Henry Allan came to Dark Hallow on a temporary assignment, but ended up becoming attached to the place. But things get decidedly more interesting with the arrival of Caleb Todd. Henry is a werewolf and his wolf most definitely wants Caleb. And while Caleb is plenty interested, strange happenings around the town threaten to derail their relationship. Murder, poisonings, and ghostly attacks are wrecking havoc on Dark Hollow. Henry and Caleb must discover the truth about the town’s dark history in order to save their present.
The Witch and the Wolf was, on the whole, an enjoyable book. The romance is sweet and Henry and Caleb are the kind of couple who just fit from page one. There are some issues, however, including a rushed ending and a moment of self-awareness that gets short shrift.

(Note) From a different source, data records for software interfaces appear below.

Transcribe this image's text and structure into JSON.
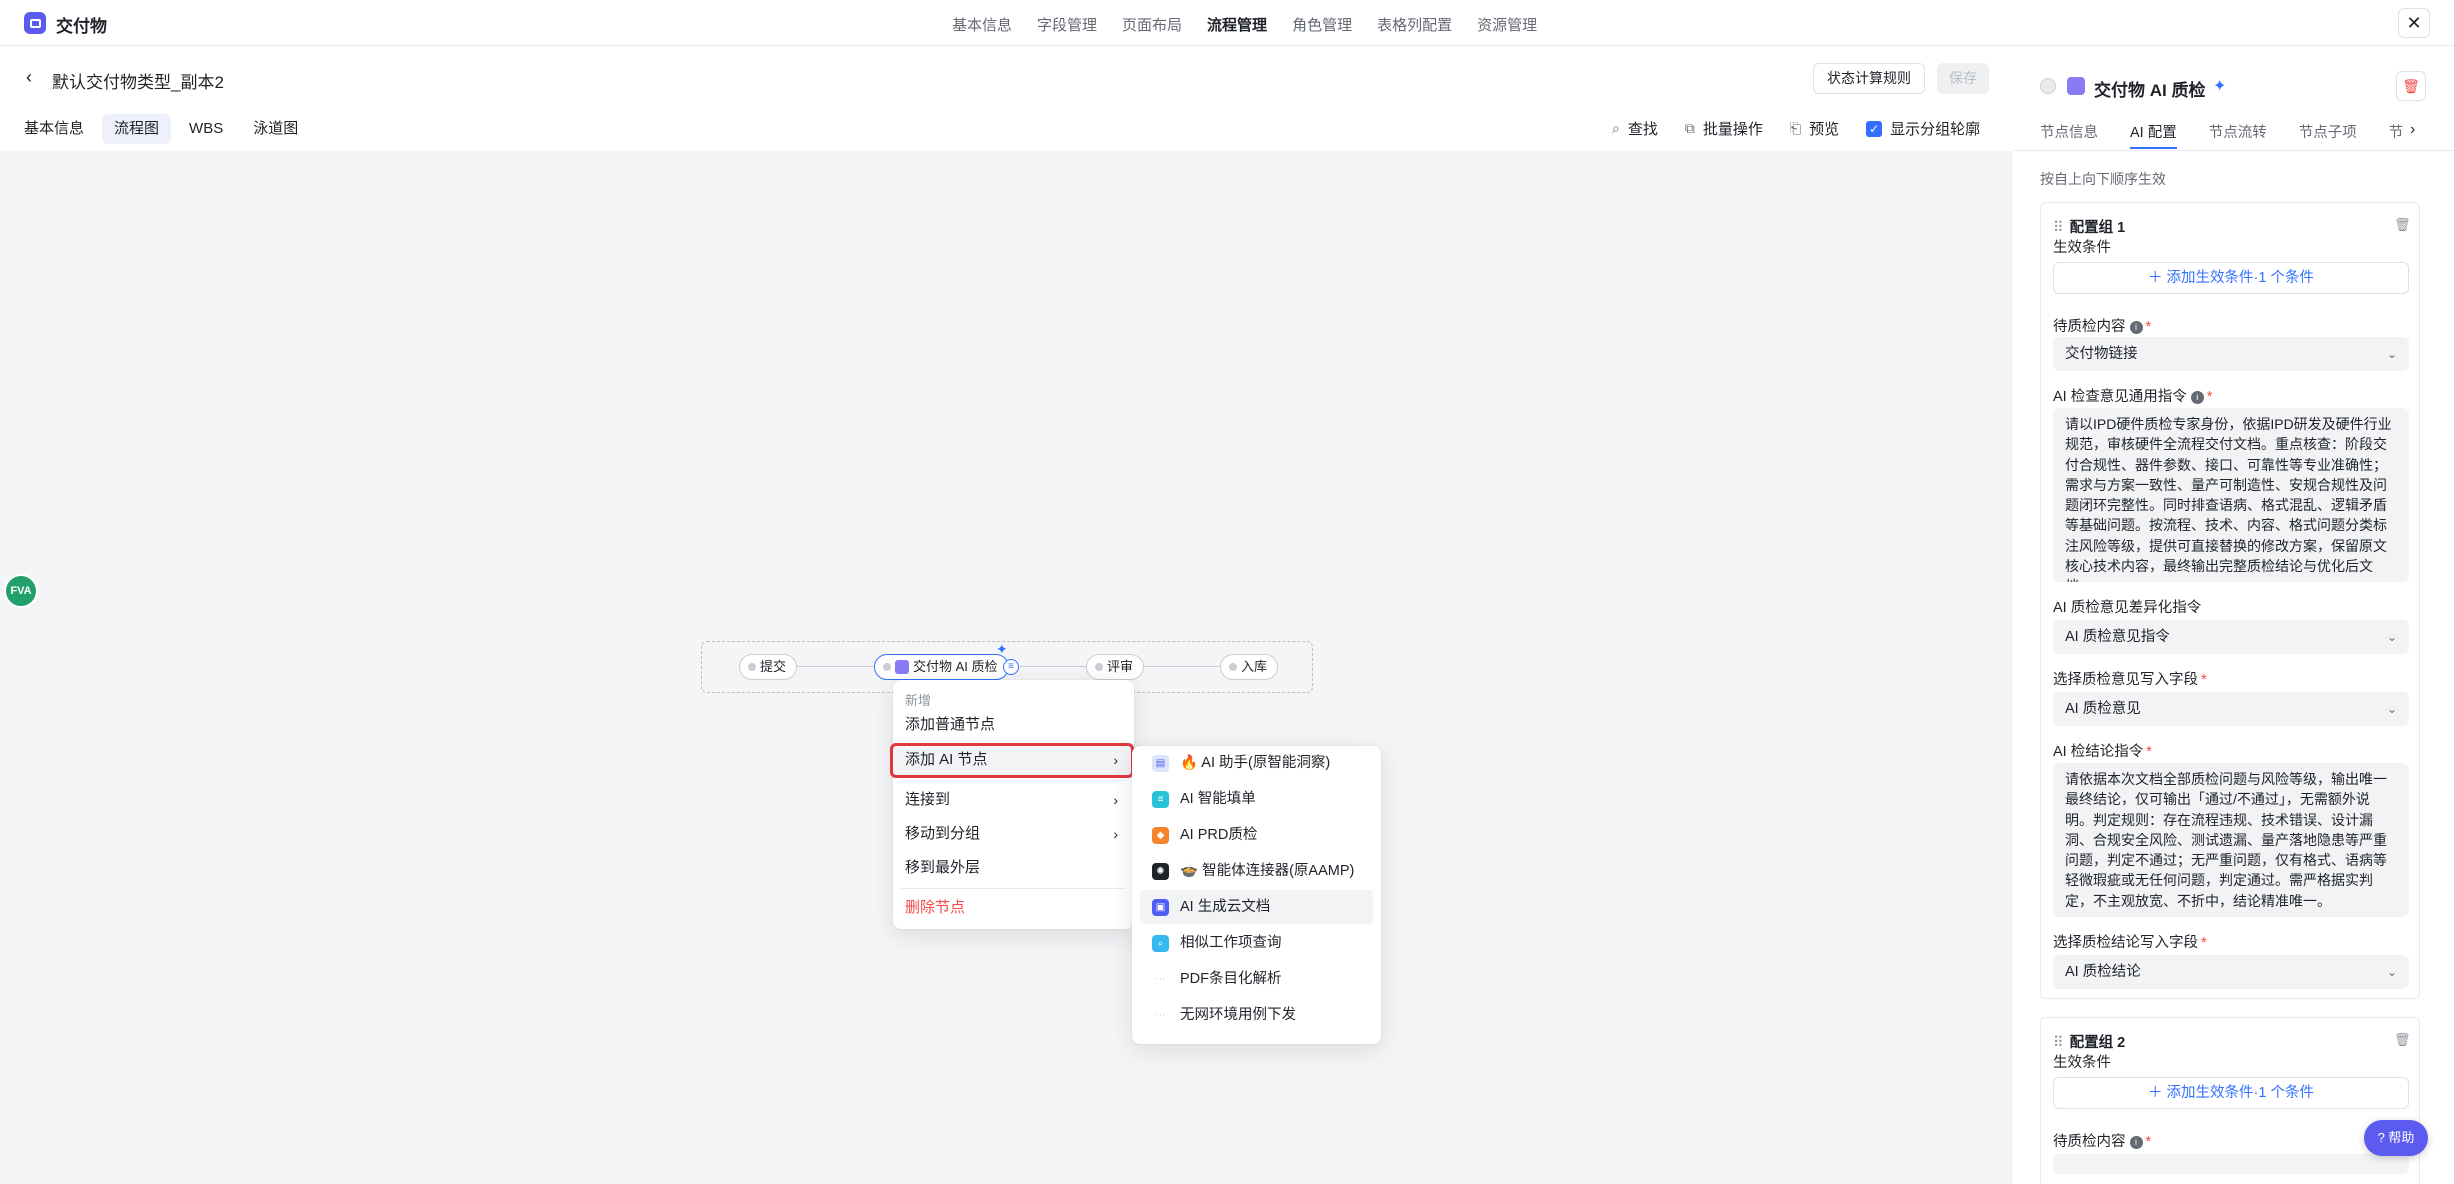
{
  "app": {
    "title": "交付物"
  },
  "top_nav": [
    "基本信息",
    "字段管理",
    "页面布局",
    "流程管理",
    "角色管理",
    "表格列配置",
    "资源管理"
  ],
  "top_nav_active": "流程管理",
  "header": {
    "title": "默认交付物类型_副本2",
    "state_rule_button": "状态计算规则",
    "save_button": "保存"
  },
  "sub_tabs": [
    "基本信息",
    "流程图",
    "WBS",
    "泳道图"
  ],
  "sub_tab_active": "流程图",
  "tools": {
    "find": "查找",
    "batch": "批量操作",
    "preview": "预览",
    "show_outline": "显示分组轮廓"
  },
  "canvas": {
    "avatar": "FVA",
    "nodes": [
      "提交",
      "交付物 AI 质检",
      "评审",
      "入库"
    ]
  },
  "context_menu": {
    "header": "新增",
    "items": {
      "add_normal": "添加普通节点",
      "add_ai": "添加 AI 节点",
      "connect": "连接到",
      "move_group": "移动到分组",
      "move_outer": "移到最外层",
      "delete": "删除节点"
    }
  },
  "ai_submenu": [
    {
      "label": "🔥 AI 助手(原智能洞察)",
      "icon": "assistant-icon",
      "color": "#dbe4fb"
    },
    {
      "label": "AI 智能填单",
      "icon": "form-fill-icon",
      "color": "#27c2d6"
    },
    {
      "label": "AI PRD质检",
      "icon": "prd-check-icon",
      "color": "#f5842c"
    },
    {
      "label": "🍲 智能体连接器(原AAMP)",
      "icon": "agent-connector-icon",
      "color": "#1f2329"
    },
    {
      "label": "AI 生成云文档",
      "icon": "cloud-doc-icon",
      "color": "#4e5ef2"
    },
    {
      "label": "相似工作项查询",
      "icon": "search-similar-icon",
      "color": "#36b8f0"
    },
    {
      "label": "PDF条目化解析",
      "icon": "pdf-parse-icon",
      "color": "#c9cdd4"
    },
    {
      "label": "无网环境用例下发",
      "icon": "offline-case-icon",
      "color": "#c9cdd4"
    }
  ],
  "right_panel": {
    "title": "交付物 AI 质检",
    "tabs": [
      "节点信息",
      "AI 配置",
      "节点流转",
      "节点子项",
      "节"
    ],
    "active_tab": "AI 配置",
    "hint": "按自上向下顺序生效",
    "group1": {
      "title": "配置组 1",
      "effect_label": "生效条件",
      "add_condition": "添加生效条件·1 个条件",
      "content_label": "待质检内容",
      "content_value": "交付物链接",
      "general_prompt_label": "AI 检查意见通用指令",
      "general_prompt": "请以IPD硬件质检专家身份，依据IPD研发及硬件行业规范，审核硬件全流程交付文档。重点核查：阶段交付合规性、器件参数、接口、可靠性等专业准确性；需求与方案一致性、量产可制造性、安规合规性及问题闭环完整性。同时排查语病、格式混乱、逻辑矛盾等基础问题。按流程、技术、内容、格式问题分类标注风险等级，提供可直接替换的修改方案，保留原文核心技术内容，最终输出完整质检结论与优化后文档。",
      "diff_prompt_label": "AI 质检意见差异化指令",
      "diff_prompt_value": "AI 质检意见指令",
      "opinion_field_label": "选择质检意见写入字段",
      "opinion_field_value": "AI 质检意见",
      "conclusion_prompt_label": "AI 检结论指令",
      "conclusion_prompt": "请依据本次文档全部质检问题与风险等级，输出唯一最终结论，仅可输出「通过/不通过」，无需额外说明。判定规则：存在流程违规、技术错误、设计漏洞、合规安全风险、测试遗漏、量产落地隐患等严重问题，判定不通过；无严重问题，仅有格式、语病等轻微瑕疵或无任何问题，判定通过。需严格据实判定，不主观放宽、不折中，结论精准唯一。",
      "conclusion_field_label": "选择质检结论写入字段",
      "conclusion_field_value": "AI 质检结论"
    },
    "group2": {
      "title": "配置组 2",
      "effect_label": "生效条件",
      "add_condition": "添加生效条件·1 个条件",
      "content_label": "待质检内容"
    }
  },
  "help_button": "帮助"
}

Caleb isn’t exactly naive, but we get the sense he’s been protected somewhat from the world around him. He works with his Aunt and even that seems to be a “for now” proposition – he’s definitely a man whose waiting for something more. Henry is a tad wolfy, but honestly, this part of his character doesn’t get a lot of exploration. Instead, he just seems like the guy who falls hard and fast in love and, as a result, he devotes himself completely to Caleb. Prior to a date with Henry, Caleb doesn’t realize he’s attracted to men. But within a day he’s ready to have sex with Henry. There’s no processing or sense of realism about Caleb’s self-discovery and I felt the whole moment was handled flippantly.

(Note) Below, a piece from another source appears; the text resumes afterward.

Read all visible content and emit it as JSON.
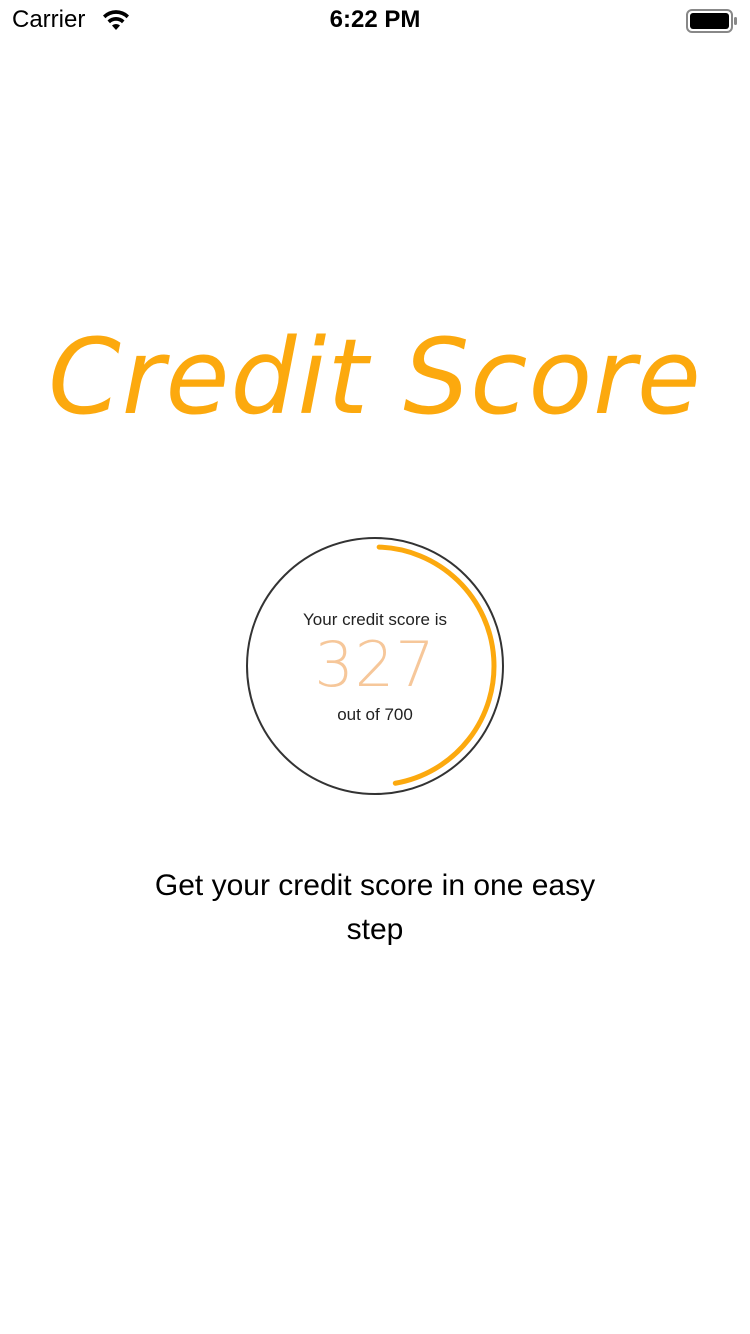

The mystery at the heart of The Witch and the Wolf isn’t anything mind blowing, but it does run in tandem with the romance and is plotted well, at least until the end. The killer’s reveal and the climax seem to come almost out of nowhere. It’s rushed through and at odds with the pacing elsewhere in the book. It feels out of place, but it doesn’t distract from the overall story. We’ve all been to small towns that have built their image on one thing — witch trials, a winning basketball team, a famous historical event and so on. The heart and soul of these towns becomes so entwined with these moments that it almost ceases to have any independent personality. The Witch and The Wolf does a good job showing a community should be more than the sum of its parts, not a single moment in time, and while focusing on the macabre or the heroic is fascinating, it often comes at a cost.
The Witch and the Wolf was a fun, quick read. The couple is cute and well suited to one another and, while the book has some problems, it’s going to be one that most paranormal fans will enjoy.